Our Islands Need Ships, Our Workers Need Jobs
New Zealand needs a balanced, efficient and affordable transport system.
It must be safe, accessible, environmentally sustainable and flexible enough to meet the challenges of the 21st century.
Our existing intermodal system is systemically unbalanced.
A long-term overemphasis on the road network and trucking has created an uneven playing field for coastal shipping and rail.
With freight tasks expected to double in the next thirty years, we will face increasing pressure on truck drivers, road upkeep costs for tax and rate payers, and the entire transport infrastructure.
Workers and employers operating between two quake-prone islands must be able to trust in a reliable set of transport options.
Factoring in New Zealand’s commitment to environmental sustainability and CO2 reduction, we cannot continue to expand private road transport to the detriment of other, more carbon efficient methods.
There is no transport method more environmentally friendly or cost effective than coastal shipping.
The Labour Party in government must commit to making coastal shipping an integral part of our national transport strategy.
We also need greater investment in modern rail transport, and serious attention paid to the working hours and job conditions of truck drivers.
It is high time priority was given to the struggling New Zealand shipping industry. It needs an even playing field.
New Zealand’s tax, environment and labour laws are not consistently applied to the global shipping companies that dominate our coasts, and work that legitimately belongs to Kiwi seafarers is instead carried out by foreign crews passing through, often on low wages and appalling conditions.
Either our maritime laws must apply to all vessels trading on our coast or a strategy must be in place to help domestic shipping companies that employ NZ seafarers of all rankings compete on an even keel.
The Maritime Union has proposed the concept of a “Kiwiport”, with a view that ports throughout New Zealand should come under a coordinating structure.
As vital parts of our transport infrastructure, the future of these publicly owned facilities is too important to leave to chance.
The 2018 Labour-led government must do everything in its power to defend public ownership of ports, and promote rational, co-operative and future-focused relationships between them.
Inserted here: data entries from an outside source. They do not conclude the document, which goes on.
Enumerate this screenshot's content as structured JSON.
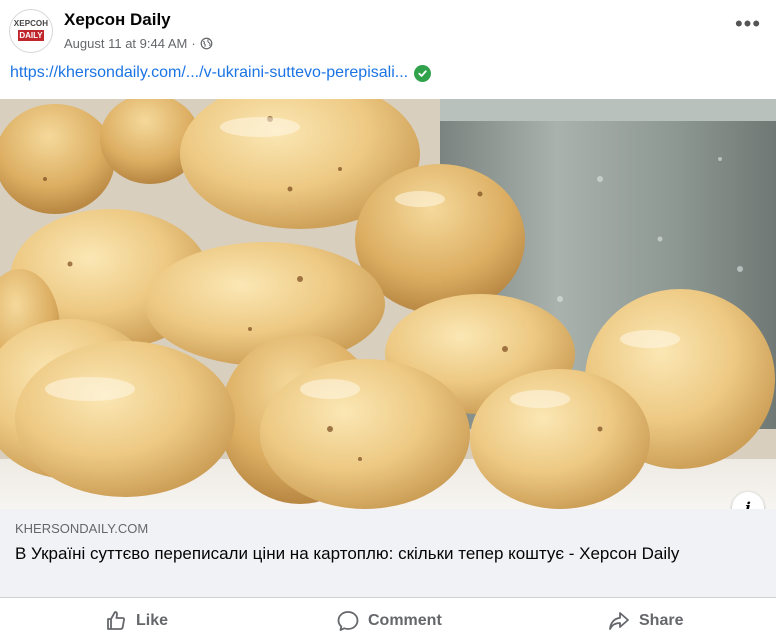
{
  "post": {
    "page_name": "Херсон Daily",
    "date": "August 11 at 9:44 AM",
    "separator": "·",
    "avatar_top": "ХЕРСОН",
    "avatar_bottom": "DAILY",
    "link_text": "https://khersondaily.com/.../v-ukraini-suttevo-perepisali..."
  },
  "preview": {
    "domain": "KHERSONDAILY.COM",
    "title": "В Україні суттєво переписали ціни на картоплю: скільки тепер коштує - Херсон Daily",
    "info_glyph": "i"
  },
  "actions": {
    "like": "Like",
    "comment": "Comment",
    "share": "Share"
  },
  "icons": {
    "more": "more-options-icon",
    "globe": "globe-icon",
    "verified": "verified-check-icon",
    "like": "thumbs-up-icon",
    "comment": "comment-bubble-icon",
    "share": "share-arrow-icon"
  },
  "colors": {
    "link": "#1b74e4",
    "verified": "#31a24c",
    "muted": "#65676b",
    "preview_bg": "#f0f2f5"
  }
}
Despite the efforts of the current Government to lock New Zealand further into a fossil fuel dependent economy at a time of peak oil and climate crisis, coastal shipping offers a ready-made solution.
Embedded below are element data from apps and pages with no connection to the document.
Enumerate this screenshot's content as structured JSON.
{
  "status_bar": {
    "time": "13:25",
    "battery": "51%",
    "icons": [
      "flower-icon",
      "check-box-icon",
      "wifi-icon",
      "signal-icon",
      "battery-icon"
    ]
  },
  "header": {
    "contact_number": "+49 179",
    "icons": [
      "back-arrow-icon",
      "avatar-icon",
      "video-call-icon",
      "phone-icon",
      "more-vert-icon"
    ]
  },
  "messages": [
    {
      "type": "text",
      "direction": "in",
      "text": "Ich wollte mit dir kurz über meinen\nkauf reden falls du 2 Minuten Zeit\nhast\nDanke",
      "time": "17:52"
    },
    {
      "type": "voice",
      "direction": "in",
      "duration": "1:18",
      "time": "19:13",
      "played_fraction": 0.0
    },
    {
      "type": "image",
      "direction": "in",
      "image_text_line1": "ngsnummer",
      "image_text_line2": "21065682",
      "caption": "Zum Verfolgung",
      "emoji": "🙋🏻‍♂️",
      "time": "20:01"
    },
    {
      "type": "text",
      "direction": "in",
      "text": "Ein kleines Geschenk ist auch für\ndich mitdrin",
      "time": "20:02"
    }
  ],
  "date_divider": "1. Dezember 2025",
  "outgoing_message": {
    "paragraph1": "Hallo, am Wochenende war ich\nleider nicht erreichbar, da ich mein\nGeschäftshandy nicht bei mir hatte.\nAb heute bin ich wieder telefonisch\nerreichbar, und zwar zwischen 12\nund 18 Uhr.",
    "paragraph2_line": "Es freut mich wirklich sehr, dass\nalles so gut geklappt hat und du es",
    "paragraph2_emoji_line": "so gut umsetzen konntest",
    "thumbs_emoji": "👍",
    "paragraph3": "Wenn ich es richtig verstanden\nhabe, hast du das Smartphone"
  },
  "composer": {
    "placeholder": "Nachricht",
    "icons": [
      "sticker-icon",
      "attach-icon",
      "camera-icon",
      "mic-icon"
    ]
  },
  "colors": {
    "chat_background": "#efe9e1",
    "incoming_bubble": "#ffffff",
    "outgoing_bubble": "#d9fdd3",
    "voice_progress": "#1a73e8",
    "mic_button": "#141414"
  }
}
The regeneration of a regulated domestic shipping industry would lead to the stability of regional ports, providing an alternative to the large vessel syndrome promoted by global shipping operators whose arbitrary changes to calling schedules have ports on the hop.
Ports could be put under local ownership and control, but rather than being left to parochial competition, they would have to operate in an integrated framework.
A national ports plan and Government shareholding could carry out port rationalisation based on the public interest.
The savings on wasteful competition between ports would be enormous, and the transition to hub and feeder ports could be managed to ensure regional ports were not disadvantaged.
Ports would be operated on a basis of facilitating trade.
There are serious safety and environmental concerns around the use of methyl bromide as a fumigant in New Zealand ports.
The commercial and industrial use of highly toxic substances must only take place under strictly regulated conditions, using the safest possible methods.
Methyl bromide exposure can cause serious long-term health problems.
It has been linked to brain cancer and debilitating neurological disorders.
The most commonly used process for post-fumigation gas disposal is currently via release into the atmosphere, putting port workers and nearby communities at risk of exposure to this tasteless, odorless poison, and causing serious ozone depletion.
Port companies and contractors must be required to employ methods of gas disposal resulting in full recapture, in designated areas designed for the purpose.
Worksafe and the Environmental Protection Agency must investigate to the full extent of their powers any existing breaches of safety and environmental regulations relating to methyl bromide, with financial penalties where applicable.
Existing recapture targets must be met within established deadlines, and those responsible must be clearly designated and held accountable.
Industry Training Urgently Needed
Young Kiwis have the right to a career pathway and secure jobs in their own country.
It is no secret the maritime industry has an aging workforce, brought on largely by the lack of industry and government supported training.
It is easier for the company to employ a non-New Zealand national than it is to train workers here.
As trade unionists we are internationalists, and we support maritime workers from all over the world.
It is, however, symptomatic of a failed system when you see companies failing to invest to required levels in domestic training programs for young workers, and instead employing foreign seafarers on low wages.
New Zealand should implement a progressive quota system.
When you have unemployed New Zealand seafarers queuing up for jobs, any vacancies must be offered to them first, with wages and conditions that entice people to go to sea.
Without industry reforms at a top government level which provide a career path for our young and an even keel for NZ shipping, we will continue to see the demise of New Zealand ship owners and crews to predatory multinational companies.
The current National government is hell bent on letting it happen.
We need Labour to turn the ship around, before it’s too late.